What is needed: Could you set down the listing below exactly and omit its images?
+ + + + +
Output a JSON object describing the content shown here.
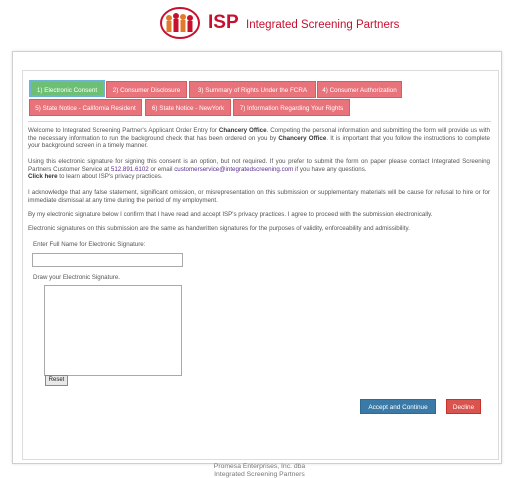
{
  "header": {
    "logo_letters": "ISP",
    "brand_name": "Integrated Screening Partners",
    "brand_color": "#c8102e"
  },
  "tabs": [
    {
      "label": "1) Electronic Consent",
      "active": true
    },
    {
      "label": "2) Consumer Disclosure",
      "active": false
    },
    {
      "label": "3) Summary of Rights Under the FCRA",
      "active": false
    },
    {
      "label": "4) Consumer Authorization",
      "active": false
    },
    {
      "label": "5) State Notice - California Resident",
      "active": false
    },
    {
      "label": "6) State Notice - NewYork",
      "active": false
    },
    {
      "label": "7) Information Regarding Your Rights",
      "active": false
    }
  ],
  "content": {
    "p1_a": "Welcome to Integrated Screening Partner's Applicant Order Entry for ",
    "company": "Chancery Office",
    "p1_b": ". Competing the personal information and submitting the form will provide us with the necessary information to run the background check that has been ordered on you by ",
    "p1_c": ". It is important that you follow the instructions to complete your background screen in a timely manner.",
    "p2_a": "Using this electronic signature for signing this consent is an option, but not required. If you prefer to submit the form on paper please contact Integrated Screening Partners Customer Service at ",
    "phone": "512.891.6102",
    "p2_b": " or email ",
    "email": "customerservice@integratedscreening.com",
    "p2_c": " if you have any questions.",
    "click_here": "Click here",
    "p2_d": " to learn about ISP's privacy practices.",
    "p3": "I acknowledge that any false statement, significant omission, or misrepresentation on this submission or supplementary materials will be cause for refusal to hire or for immediate dismissal at any time during the period of my employment.",
    "p4": "By my electronic signature below I confirm that I have read and accept ISP's privacy practices. I agree to proceed with the submission electronically.",
    "p5": "Electronic signatures on this submission are the same as handwritten signatures for the purposes of validity, enforceability and admissibility."
  },
  "form": {
    "full_name_label": "Enter Full Name for Electronic Signature:",
    "full_name_value": "",
    "signature_label": "Draw your Electronic Signature.",
    "reset_label": "Reset"
  },
  "actions": {
    "accept_label": "Accept and Continue",
    "decline_label": "Decline"
  },
  "footer": {
    "line1": "Promesa Enterprises, Inc. dba",
    "line2": "Integrated Screening Partners"
  }
}
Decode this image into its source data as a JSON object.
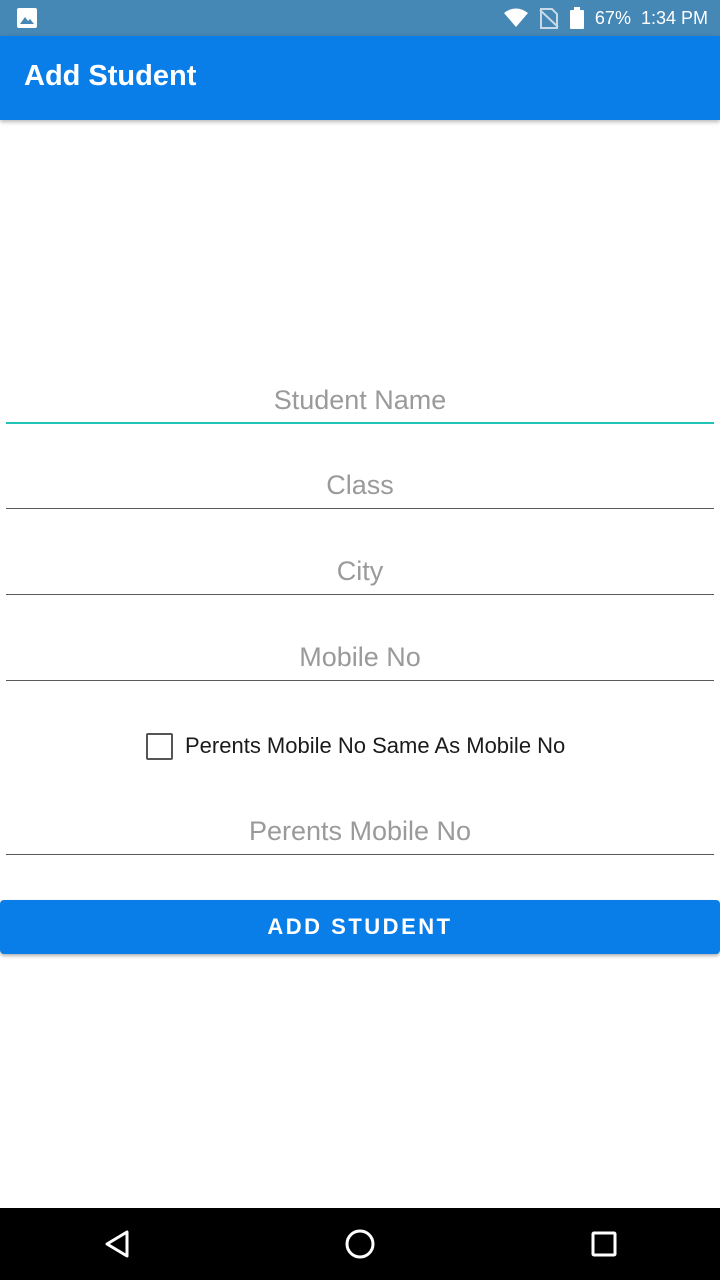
{
  "status_bar": {
    "battery": "67%",
    "time": "1:34 PM",
    "icons": [
      "image-icon",
      "wifi-icon",
      "no-sim-icon",
      "battery-icon"
    ]
  },
  "app_bar": {
    "title": "Add Student"
  },
  "form": {
    "student_name": {
      "placeholder": "Student Name",
      "value": ""
    },
    "class": {
      "placeholder": "Class",
      "value": ""
    },
    "city": {
      "placeholder": "City",
      "value": ""
    },
    "mobile_no": {
      "placeholder": "Mobile No",
      "value": ""
    },
    "same_checkbox": {
      "label": "Perents Mobile No Same As Mobile No",
      "checked": false
    },
    "parents_mobile_no": {
      "placeholder": "Perents Mobile No",
      "value": ""
    },
    "submit_label": "ADD STUDENT"
  },
  "nav_bar": {
    "icons": [
      "back-icon",
      "home-icon",
      "recents-icon"
    ]
  },
  "colors": {
    "primary": "#0a7ee8",
    "status_bar": "#4587b5",
    "focus_underline": "#20c3b6"
  }
}
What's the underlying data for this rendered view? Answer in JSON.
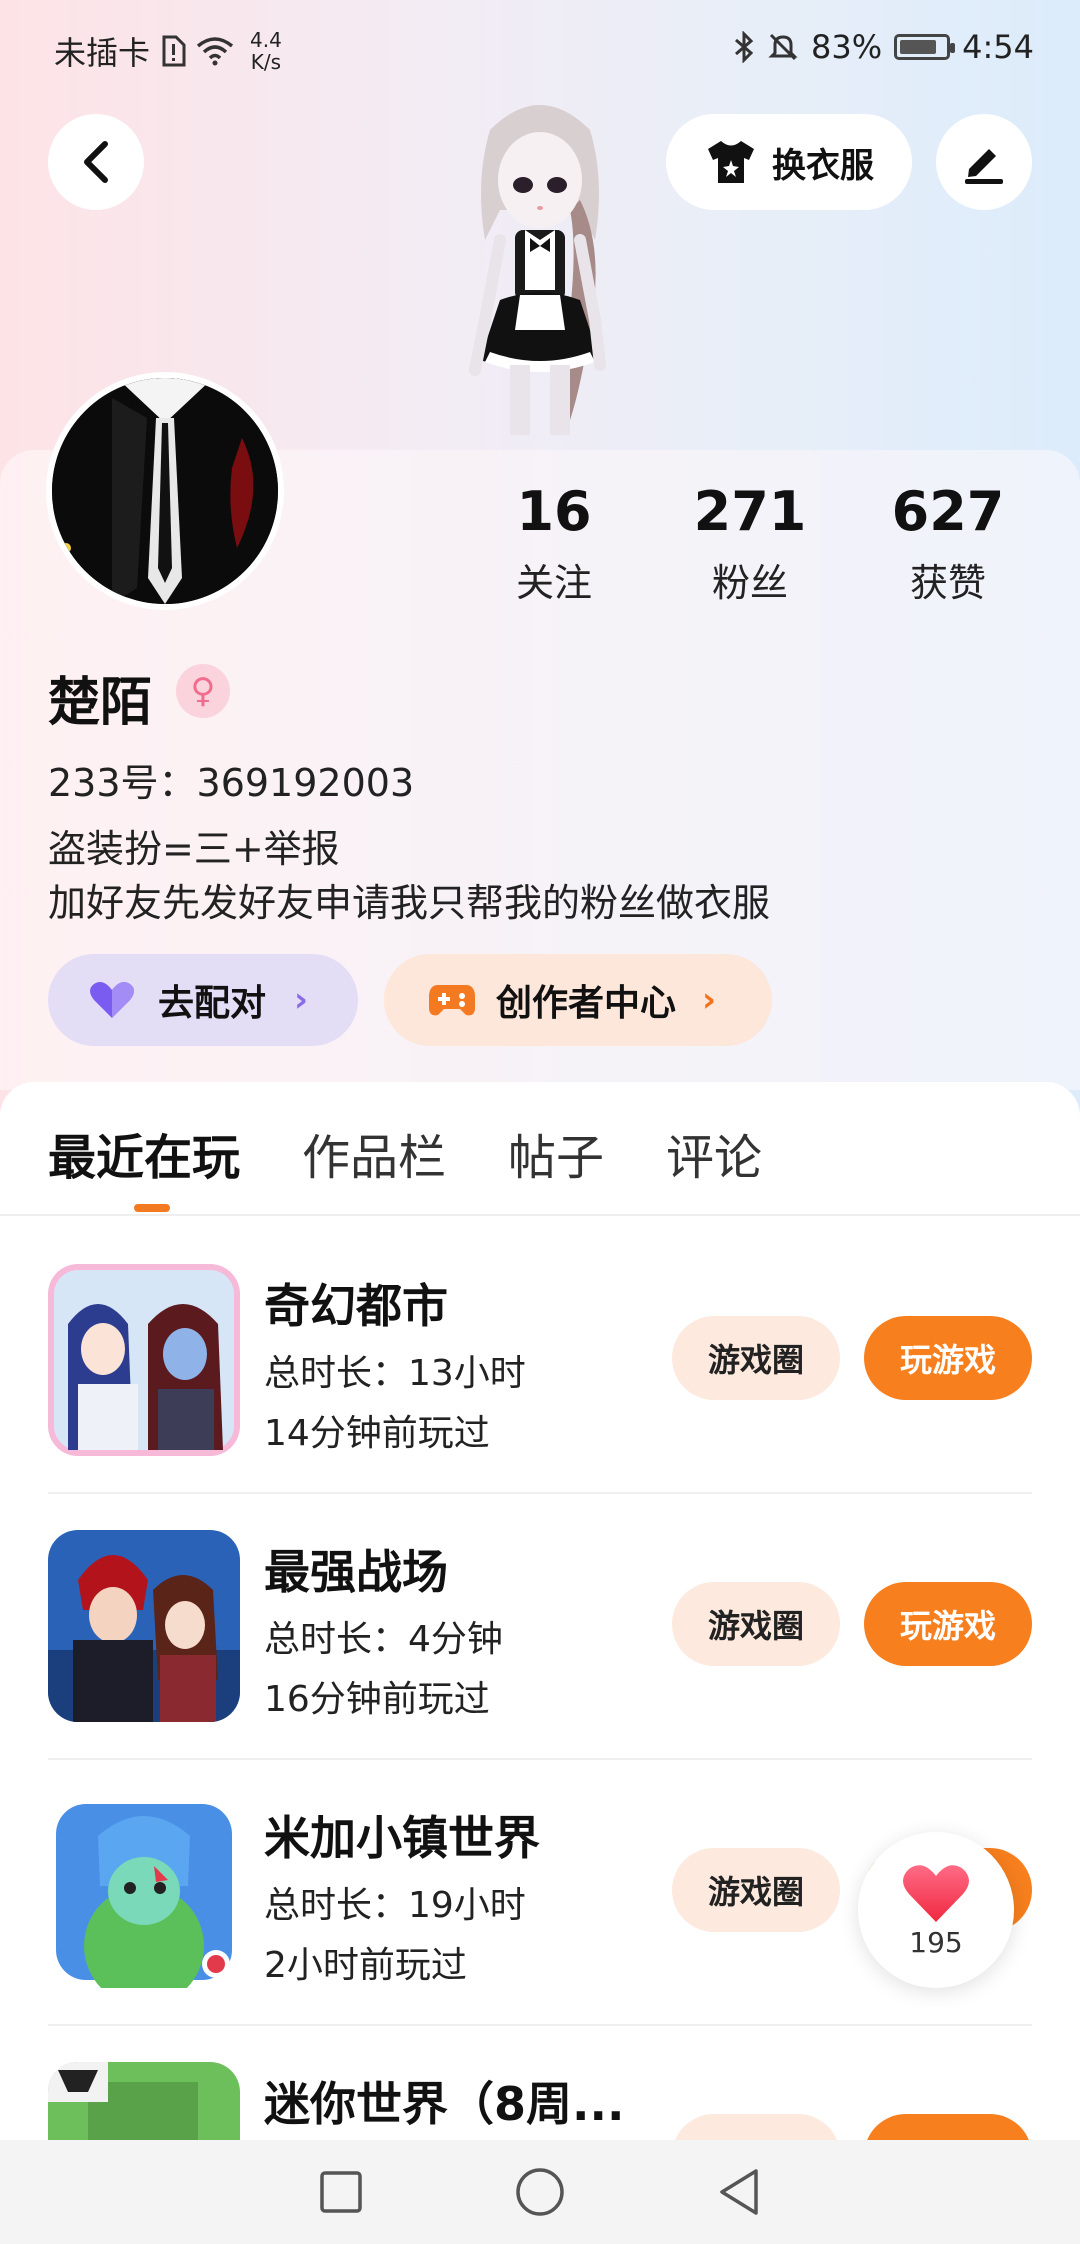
{
  "status_bar": {
    "carrier": "未插卡",
    "speed_value": "4.4",
    "speed_unit": "K/s",
    "battery": "83%",
    "time": "4:54",
    "battery_level": 0.83
  },
  "header": {
    "outfit_label": "换衣服"
  },
  "profile": {
    "stats": [
      {
        "value": "16",
        "label": "关注"
      },
      {
        "value": "271",
        "label": "粉丝"
      },
      {
        "value": "627",
        "label": "获赞"
      }
    ],
    "nickname": "楚陌",
    "uid": "233号：369192003",
    "bio_lines": [
      "盗装扮=三+举报",
      "加好友先发好友申请我只帮我的粉丝做衣服"
    ],
    "match_label": "去配对",
    "creator_label": "创作者中心"
  },
  "tabs": [
    {
      "label": "最近在玩",
      "active": true
    },
    {
      "label": "作品栏",
      "active": false
    },
    {
      "label": "帖子",
      "active": false
    },
    {
      "label": "评论",
      "active": false
    }
  ],
  "games": [
    {
      "name": "奇幻都市",
      "total": "总时长：13小时",
      "last": "14分钟前玩过",
      "circle_label": "游戏圈",
      "play_label": "玩游戏"
    },
    {
      "name": "最强战场",
      "total": "总时长：4分钟",
      "last": "16分钟前玩过",
      "circle_label": "游戏圈",
      "play_label": "玩游戏"
    },
    {
      "name": "米加小镇世界",
      "total": "总时长：19小时",
      "last": "2小时前玩过",
      "circle_label": "游戏圈",
      "play_label": "玩游戏"
    },
    {
      "name": "迷你世界（8周...",
      "total": "",
      "last": "",
      "circle_label": "",
      "play_label": ""
    }
  ],
  "like_float": {
    "count": "195"
  },
  "colors": {
    "accent": "#f77f1e",
    "match_bg": "#e4ddf6",
    "creator_bg": "#fde6da",
    "heart": "#f5405a"
  }
}
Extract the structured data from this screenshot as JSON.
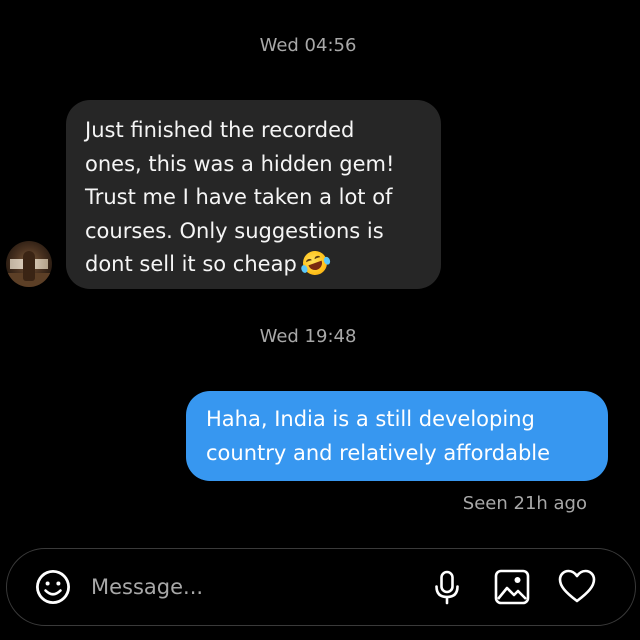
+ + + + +
Written response:
Output a JSON object describing the content shown here.
{
  "header": {
    "logo_letters": "ISP",
    "brand_name": "Integrated Screening Partners",
    "brand_color": "#c8102e"
  },
  "tabs": [
    {
      "label": "1) Electronic Consent",
      "active": true
    },
    {
      "label": "2) Consumer Disclosure",
      "active": false
    },
    {
      "label": "3) Summary of Rights Under the FCRA",
      "active": false
    },
    {
      "label": "4) Consumer Authorization",
      "active": false
    },
    {
      "label": "5) State Notice - California Resident",
      "active": false
    },
    {
      "label": "6) State Notice - NewYork",
      "active": false
    },
    {
      "label": "7) Information Regarding Your Rights",
      "active": false
    }
  ],
  "content": {
    "p1_a": "Welcome to Integrated Screening Partner's Applicant Order Entry for ",
    "company": "Chancery Office",
    "p1_b": ". Competing the personal information and submitting the form will provide us with the necessary information to run the background check that has been ordered on you by ",
    "p1_c": ". It is important that you follow the instructions to complete your background screen in a timely manner.",
    "p2_a": "Using this electronic signature for signing this consent is an option, but not required. If you prefer to submit the form on paper please contact Integrated Screening Partners Customer Service at ",
    "phone": "512.891.6102",
    "p2_b": " or email ",
    "email": "customerservice@integratedscreening.com",
    "p2_c": " if you have any questions.",
    "click_here": "Click here",
    "p2_d": " to learn about ISP's privacy practices.",
    "p3": "I acknowledge that any false statement, significant omission, or misrepresentation on this submission or supplementary materials will be cause for refusal to hire or for immediate dismissal at any time during the period of my employment.",
    "p4": "By my electronic signature below I confirm that I have read and accept ISP's privacy practices. I agree to proceed with the submission electronically.",
    "p5": "Electronic signatures on this submission are the same as handwritten signatures for the purposes of validity, enforceability and admissibility."
  },
  "form": {
    "full_name_label": "Enter Full Name for Electronic Signature:",
    "full_name_value": "",
    "signature_label": "Draw your Electronic Signature.",
    "reset_label": "Reset"
  },
  "actions": {
    "accept_label": "Accept and Continue",
    "decline_label": "Decline"
  },
  "footer": {
    "line1": "Promesa Enterprises, Inc. dba",
    "line2": "Integrated Screening Partners"
  }
}
Decode this image into its source data as a JSON object.
{
  "status_bar": {
    "battery": "67%",
    "time": "1:34 PM",
    "icons": [
      "image-icon",
      "wifi-icon",
      "no-sim-icon",
      "battery-icon"
    ]
  },
  "app_bar": {
    "title": "Add Student"
  },
  "form": {
    "student_name": {
      "placeholder": "Student Name",
      "value": ""
    },
    "class": {
      "placeholder": "Class",
      "value": ""
    },
    "city": {
      "placeholder": "City",
      "value": ""
    },
    "mobile_no": {
      "placeholder": "Mobile No",
      "value": ""
    },
    "same_checkbox": {
      "label": "Perents Mobile No Same As Mobile No",
      "checked": false
    },
    "parents_mobile_no": {
      "placeholder": "Perents Mobile No",
      "value": ""
    },
    "submit_label": "ADD STUDENT"
  },
  "nav_bar": {
    "icons": [
      "back-icon",
      "home-icon",
      "recents-icon"
    ]
  },
  "colors": {
    "primary": "#0a7ee8",
    "status_bar": "#4587b5",
    "focus_underline": "#20c3b6"
  }
}
What's the underlying data for this rendered view? Answer in JSON.
{
  "status_bar": {
    "carrier": "未插卡",
    "speed_value": "4.4",
    "speed_unit": "K/s",
    "battery": "83%",
    "time": "4:54",
    "battery_level": 0.83
  },
  "header": {
    "outfit_label": "换衣服"
  },
  "profile": {
    "stats": [
      {
        "value": "16",
        "label": "关注"
      },
      {
        "value": "271",
        "label": "粉丝"
      },
      {
        "value": "627",
        "label": "获赞"
      }
    ],
    "nickname": "楚陌",
    "uid": "233号：369192003",
    "bio_lines": [
      "盗装扮=三+举报",
      "加好友先发好友申请我只帮我的粉丝做衣服"
    ],
    "match_label": "去配对",
    "creator_label": "创作者中心"
  },
  "tabs": [
    {
      "label": "最近在玩",
      "active": true
    },
    {
      "label": "作品栏",
      "active": false
    },
    {
      "label": "帖子",
      "active": false
    },
    {
      "label": "评论",
      "active": false
    }
  ],
  "games": [
    {
      "name": "奇幻都市",
      "total": "总时长：13小时",
      "last": "14分钟前玩过",
      "circle_label": "游戏圈",
      "play_label": "玩游戏"
    },
    {
      "name": "最强战场",
      "total": "总时长：4分钟",
      "last": "16分钟前玩过",
      "circle_label": "游戏圈",
      "play_label": "玩游戏"
    },
    {
      "name": "米加小镇世界",
      "total": "总时长：19小时",
      "last": "2小时前玩过",
      "circle_label": "游戏圈",
      "play_label": "玩游戏"
    },
    {
      "name": "迷你世界（8周...",
      "total": "",
      "last": "",
      "circle_label": "",
      "play_label": ""
    }
  ],
  "like_float": {
    "count": "195"
  },
  "colors": {
    "accent": "#f77f1e",
    "match_bg": "#e4ddf6",
    "creator_bg": "#fde6da",
    "heart": "#f5405a"
  }
}
Extract the structured data from this screenshot as JSON.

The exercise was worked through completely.